→ **Data extracts**:
····················
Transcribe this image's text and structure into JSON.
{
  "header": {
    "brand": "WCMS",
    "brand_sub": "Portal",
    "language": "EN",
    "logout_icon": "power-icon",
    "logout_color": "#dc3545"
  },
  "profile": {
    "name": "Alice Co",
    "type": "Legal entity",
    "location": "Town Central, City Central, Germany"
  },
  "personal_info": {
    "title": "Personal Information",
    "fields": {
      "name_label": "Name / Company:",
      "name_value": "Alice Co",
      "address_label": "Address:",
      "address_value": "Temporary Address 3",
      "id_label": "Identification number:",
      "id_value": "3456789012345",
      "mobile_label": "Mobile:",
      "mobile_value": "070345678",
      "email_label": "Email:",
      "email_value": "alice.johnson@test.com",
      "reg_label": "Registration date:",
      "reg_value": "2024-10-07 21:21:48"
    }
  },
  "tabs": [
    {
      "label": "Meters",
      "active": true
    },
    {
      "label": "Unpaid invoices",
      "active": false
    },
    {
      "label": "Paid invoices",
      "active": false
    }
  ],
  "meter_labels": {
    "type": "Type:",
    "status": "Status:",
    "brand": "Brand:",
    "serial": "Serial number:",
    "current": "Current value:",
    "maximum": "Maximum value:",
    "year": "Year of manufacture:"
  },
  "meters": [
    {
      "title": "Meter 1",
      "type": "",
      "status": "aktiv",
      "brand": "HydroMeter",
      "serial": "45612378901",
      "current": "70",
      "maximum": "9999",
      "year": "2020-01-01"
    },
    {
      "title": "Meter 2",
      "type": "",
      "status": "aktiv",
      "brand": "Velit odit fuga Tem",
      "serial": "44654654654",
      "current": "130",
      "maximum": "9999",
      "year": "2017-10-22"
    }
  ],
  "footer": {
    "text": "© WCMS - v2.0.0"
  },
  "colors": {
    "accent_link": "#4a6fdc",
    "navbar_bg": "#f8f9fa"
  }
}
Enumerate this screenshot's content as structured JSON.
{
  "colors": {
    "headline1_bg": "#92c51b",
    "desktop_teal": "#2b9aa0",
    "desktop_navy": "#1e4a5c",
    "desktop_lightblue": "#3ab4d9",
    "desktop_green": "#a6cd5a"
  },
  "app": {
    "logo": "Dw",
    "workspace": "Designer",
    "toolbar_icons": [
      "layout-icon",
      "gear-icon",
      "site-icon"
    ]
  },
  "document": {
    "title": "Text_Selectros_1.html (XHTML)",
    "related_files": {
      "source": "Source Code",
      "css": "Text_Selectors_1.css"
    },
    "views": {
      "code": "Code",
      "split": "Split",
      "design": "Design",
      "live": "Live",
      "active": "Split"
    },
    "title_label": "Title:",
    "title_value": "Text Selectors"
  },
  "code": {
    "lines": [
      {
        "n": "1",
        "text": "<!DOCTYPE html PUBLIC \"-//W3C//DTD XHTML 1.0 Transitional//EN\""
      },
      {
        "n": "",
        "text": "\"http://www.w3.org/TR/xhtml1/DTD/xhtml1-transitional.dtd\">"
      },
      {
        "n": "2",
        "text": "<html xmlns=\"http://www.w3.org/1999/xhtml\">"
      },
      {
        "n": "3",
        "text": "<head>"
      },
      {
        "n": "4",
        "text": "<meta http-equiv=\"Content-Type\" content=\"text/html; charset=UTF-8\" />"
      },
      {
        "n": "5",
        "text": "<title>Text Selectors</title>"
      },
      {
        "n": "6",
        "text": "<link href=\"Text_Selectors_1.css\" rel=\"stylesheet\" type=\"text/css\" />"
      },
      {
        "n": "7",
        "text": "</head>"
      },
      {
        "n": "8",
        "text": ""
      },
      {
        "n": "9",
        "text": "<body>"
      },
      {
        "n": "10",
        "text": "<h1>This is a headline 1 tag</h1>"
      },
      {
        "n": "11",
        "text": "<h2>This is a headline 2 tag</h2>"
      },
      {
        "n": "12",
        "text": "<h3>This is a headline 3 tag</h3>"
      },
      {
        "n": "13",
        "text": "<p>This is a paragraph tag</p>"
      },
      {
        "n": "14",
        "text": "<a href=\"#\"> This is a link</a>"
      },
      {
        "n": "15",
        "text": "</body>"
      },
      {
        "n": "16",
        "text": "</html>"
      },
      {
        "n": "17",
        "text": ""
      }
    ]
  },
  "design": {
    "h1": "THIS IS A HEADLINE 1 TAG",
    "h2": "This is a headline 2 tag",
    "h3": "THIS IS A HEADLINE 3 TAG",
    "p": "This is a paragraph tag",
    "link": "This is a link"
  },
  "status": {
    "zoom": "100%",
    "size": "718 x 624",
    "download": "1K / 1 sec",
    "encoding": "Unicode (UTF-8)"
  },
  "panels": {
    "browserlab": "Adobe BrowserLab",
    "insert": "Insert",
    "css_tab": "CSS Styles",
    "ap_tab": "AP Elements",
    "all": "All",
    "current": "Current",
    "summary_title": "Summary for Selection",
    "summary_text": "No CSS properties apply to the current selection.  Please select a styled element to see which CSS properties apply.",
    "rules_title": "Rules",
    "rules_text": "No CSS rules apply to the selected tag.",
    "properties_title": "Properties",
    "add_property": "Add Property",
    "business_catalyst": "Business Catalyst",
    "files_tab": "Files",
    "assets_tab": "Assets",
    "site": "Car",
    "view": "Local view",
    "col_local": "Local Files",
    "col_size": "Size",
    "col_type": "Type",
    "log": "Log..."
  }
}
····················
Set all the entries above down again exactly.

→ **Solution below**:
Transcribe this image's text and structure into JSON.
{
  "header": {
    "brand": "WCMS",
    "brand_sub": "Portal",
    "language": "EN",
    "logout_icon": "power-icon",
    "logout_color": "#dc3545"
  },
  "profile": {
    "name": "Alice Co",
    "type": "Legal entity",
    "location": "Town Central, City Central, Germany"
  },
  "personal_info": {
    "title": "Personal Information",
    "fields": {
      "name_label": "Name / Company:",
      "name_value": "Alice Co",
      "address_label": "Address:",
      "address_value": "Temporary Address 3",
      "id_label": "Identification number:",
      "id_value": "3456789012345",
      "mobile_label": "Mobile:",
      "mobile_value": "070345678",
      "email_label": "Email:",
      "email_value": "alice.johnson@test.com",
      "reg_label": "Registration date:",
      "reg_value": "2024-10-07 21:21:48"
    }
  },
  "tabs": [
    {
      "label": "Meters",
      "active": true
    },
    {
      "label": "Unpaid invoices",
      "active": false
    },
    {
      "label": "Paid invoices",
      "active": false
    }
  ],
  "meter_labels": {
    "type": "Type:",
    "status": "Status:",
    "brand": "Brand:",
    "serial": "Serial number:",
    "current": "Current value:",
    "maximum": "Maximum value:",
    "year": "Year of manufacture:"
  },
  "meters": [
    {
      "title": "Meter 1",
      "type": "",
      "status": "aktiv",
      "brand": "HydroMeter",
      "serial": "45612378901",
      "current": "70",
      "maximum": "9999",
      "year": "2020-01-01"
    },
    {
      "title": "Meter 2",
      "type": "",
      "status": "aktiv",
      "brand": "Velit odit fuga Tem",
      "serial": "44654654654",
      "current": "130",
      "maximum": "9999",
      "year": "2017-10-22"
    }
  ],
  "footer": {
    "text": "© WCMS - v2.0.0"
  },
  "colors": {
    "accent_link": "#4a6fdc",
    "navbar_bg": "#f8f9fa"
  }
}
Enumerate this screenshot's content as structured JSON.
{
  "colors": {
    "headline1_bg": "#92c51b",
    "desktop_teal": "#2b9aa0",
    "desktop_navy": "#1e4a5c",
    "desktop_lightblue": "#3ab4d9",
    "desktop_green": "#a6cd5a"
  },
  "app": {
    "logo": "Dw",
    "workspace": "Designer",
    "toolbar_icons": [
      "layout-icon",
      "gear-icon",
      "site-icon"
    ]
  },
  "document": {
    "title": "Text_Selectros_1.html (XHTML)",
    "related_files": {
      "source": "Source Code",
      "css": "Text_Selectors_1.css"
    },
    "views": {
      "code": "Code",
      "split": "Split",
      "design": "Design",
      "live": "Live",
      "active": "Split"
    },
    "title_label": "Title:",
    "title_value": "Text Selectors"
  },
  "code": {
    "lines": [
      {
        "n": "1",
        "text": "<!DOCTYPE html PUBLIC \"-//W3C//DTD XHTML 1.0 Transitional//EN\""
      },
      {
        "n": "",
        "text": "\"http://www.w3.org/TR/xhtml1/DTD/xhtml1-transitional.dtd\">"
      },
      {
        "n": "2",
        "text": "<html xmlns=\"http://www.w3.org/1999/xhtml\">"
      },
      {
        "n": "3",
        "text": "<head>"
      },
      {
        "n": "4",
        "text": "<meta http-equiv=\"Content-Type\" content=\"text/html; charset=UTF-8\" />"
      },
      {
        "n": "5",
        "text": "<title>Text Selectors</title>"
      },
      {
        "n": "6",
        "text": "<link href=\"Text_Selectors_1.css\" rel=\"stylesheet\" type=\"text/css\" />"
      },
      {
        "n": "7",
        "text": "</head>"
      },
      {
        "n": "8",
        "text": ""
      },
      {
        "n": "9",
        "text": "<body>"
      },
      {
        "n": "10",
        "text": "<h1>This is a headline 1 tag</h1>"
      },
      {
        "n": "11",
        "text": "<h2>This is a headline 2 tag</h2>"
      },
      {
        "n": "12",
        "text": "<h3>This is a headline 3 tag</h3>"
      },
      {
        "n": "13",
        "text": "<p>This is a paragraph tag</p>"
      },
      {
        "n": "14",
        "text": "<a href=\"#\"> This is a link</a>"
      },
      {
        "n": "15",
        "text": "</body>"
      },
      {
        "n": "16",
        "text": "</html>"
      },
      {
        "n": "17",
        "text": ""
      }
    ]
  },
  "design": {
    "h1": "THIS IS A HEADLINE 1 TAG",
    "h2": "This is a headline 2 tag",
    "h3": "THIS IS A HEADLINE 3 TAG",
    "p": "This is a paragraph tag",
    "link": "This is a link"
  },
  "status": {
    "zoom": "100%",
    "size": "718 x 624",
    "download": "1K / 1 sec",
    "encoding": "Unicode (UTF-8)"
  },
  "panels": {
    "browserlab": "Adobe BrowserLab",
    "insert": "Insert",
    "css_tab": "CSS Styles",
    "ap_tab": "AP Elements",
    "all": "All",
    "current": "Current",
    "summary_title": "Summary for Selection",
    "summary_text": "No CSS properties apply to the current selection.  Please select a styled element to see which CSS properties apply.",
    "rules_title": "Rules",
    "rules_text": "No CSS rules apply to the selected tag.",
    "properties_title": "Properties",
    "add_property": "Add Property",
    "business_catalyst": "Business Catalyst",
    "files_tab": "Files",
    "assets_tab": "Assets",
    "site": "Car",
    "view": "Local view",
    "col_local": "Local Files",
    "col_size": "Size",
    "col_type": "Type",
    "log": "Log..."
  }
}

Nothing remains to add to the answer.